The downside of tax cuts

By  | 

I’ve argued before that debt-fueled stimulus is a bad idea. Bush has borrowed $2 trillion and dumped it into the economy. That will certainly have a positive effect on short-term economic growth, just like maxing out a credit-card works pretty well in the short term.

But that’s the wrong way to look at the issue, because it will take decades to pay off the money he borrowed to achieve that effect — and that’s the best case scenario, where economic growth remains strong, spending grows at little more than the rate of inflation and all the additional revenue goes to debt repayment. Needless to say, the likelihood of any of that happening, much less all three, is slim at best.

Now the Treasury Department seems to agree with me.

The federal government will need to either cut spending or raise taxes down the road to pay for extending President Bush’s recent tax cuts, the Treasury Department said in a report released yesterday, dismissing the idea popular with many Republicans that such sacrifices can be avoided.

No duh, right? What’s interesting is that the report reached this conclusion despite using a new methodology called “dynamic analysis”, an approach supported by the administration because they think it will better show the “hidden” benefits of supply-side economics.

The Treasury report was its first using “dynamic analysis,” an approach that looks at how tax changes alter consumer and business behavior in ways that affect the economy’s growth.

A reduction in income tax rates, for example, might initially reduce the government’s revenue, but over time might encourage more people to work, and to put in longer hours, increasing tax payments to the government over time.

I don’t mind the new methodology, as long as the assumptions it uses are reasonable. Economic behavior is complex, and if a new model comes along that appears to do a better job of predicting that behavior, I’m willing to try it.

But even using this supply-side-friendly method, the economics of tax cuts come up short.

The Treasury report released yesterday relieved “a lot of fears that dynamic scoring would lead to the view that cutting taxes raises revenue,” said Jason Furman, a senior fellow at the liberal Center on Budget and Policy Priorities. Rather, the report “pours a huge bucket of cold water on the exaggerated claims that tax cuts transform the economy and pay for themselves.”

On the contrary, Furman said, the Treasury’s estimates suggest that, under the best long-run scenario, the tax cuts’ boost to tax payments would offset less than 10 percent of their initial cost.


Short-term, targeted tax cuts to provide short-term stimulus are an okay idea, as long as they’re not carried to extremes. Deficit spending in a national emergency is acceptable. Reining in spending is a good idea. Keeping taxes low is a good idea.

But Bush has cut taxes, supercharged spending and launched a numbingly expensive invasion, all at the same time. The mind boggles at the size of the bill the administration and its Congressional allies are handing to our children and grandchildren.

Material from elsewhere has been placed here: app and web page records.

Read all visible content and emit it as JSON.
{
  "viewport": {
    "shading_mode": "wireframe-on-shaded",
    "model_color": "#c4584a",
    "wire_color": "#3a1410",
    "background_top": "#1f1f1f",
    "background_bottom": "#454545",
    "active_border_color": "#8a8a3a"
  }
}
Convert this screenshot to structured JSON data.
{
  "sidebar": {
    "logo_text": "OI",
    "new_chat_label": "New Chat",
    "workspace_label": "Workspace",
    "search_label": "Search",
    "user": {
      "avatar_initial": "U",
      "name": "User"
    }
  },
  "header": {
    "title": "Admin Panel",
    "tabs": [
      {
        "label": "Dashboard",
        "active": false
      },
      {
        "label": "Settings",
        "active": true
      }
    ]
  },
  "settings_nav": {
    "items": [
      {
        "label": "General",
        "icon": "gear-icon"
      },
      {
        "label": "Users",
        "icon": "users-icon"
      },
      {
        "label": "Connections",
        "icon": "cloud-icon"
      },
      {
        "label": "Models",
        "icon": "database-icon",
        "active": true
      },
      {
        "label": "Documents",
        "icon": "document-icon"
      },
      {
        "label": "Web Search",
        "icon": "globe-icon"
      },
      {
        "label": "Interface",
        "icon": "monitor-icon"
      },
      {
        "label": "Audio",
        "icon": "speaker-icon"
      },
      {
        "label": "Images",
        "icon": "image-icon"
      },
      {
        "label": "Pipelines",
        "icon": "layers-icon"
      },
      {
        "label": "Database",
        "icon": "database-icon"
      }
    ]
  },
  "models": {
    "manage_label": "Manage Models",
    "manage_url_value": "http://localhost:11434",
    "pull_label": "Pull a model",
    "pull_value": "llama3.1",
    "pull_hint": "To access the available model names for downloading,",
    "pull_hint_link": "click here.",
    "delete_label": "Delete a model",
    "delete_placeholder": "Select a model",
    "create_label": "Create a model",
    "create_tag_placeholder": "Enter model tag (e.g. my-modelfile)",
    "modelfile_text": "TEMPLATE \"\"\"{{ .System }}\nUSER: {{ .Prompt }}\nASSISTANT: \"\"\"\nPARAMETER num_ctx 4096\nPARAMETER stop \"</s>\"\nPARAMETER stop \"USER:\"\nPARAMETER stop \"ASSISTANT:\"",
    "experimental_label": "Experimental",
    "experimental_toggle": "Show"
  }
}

We are supposedly responsible adults. Let’s start acting like it, and start paying our own bills instead of pushing them on to future generations.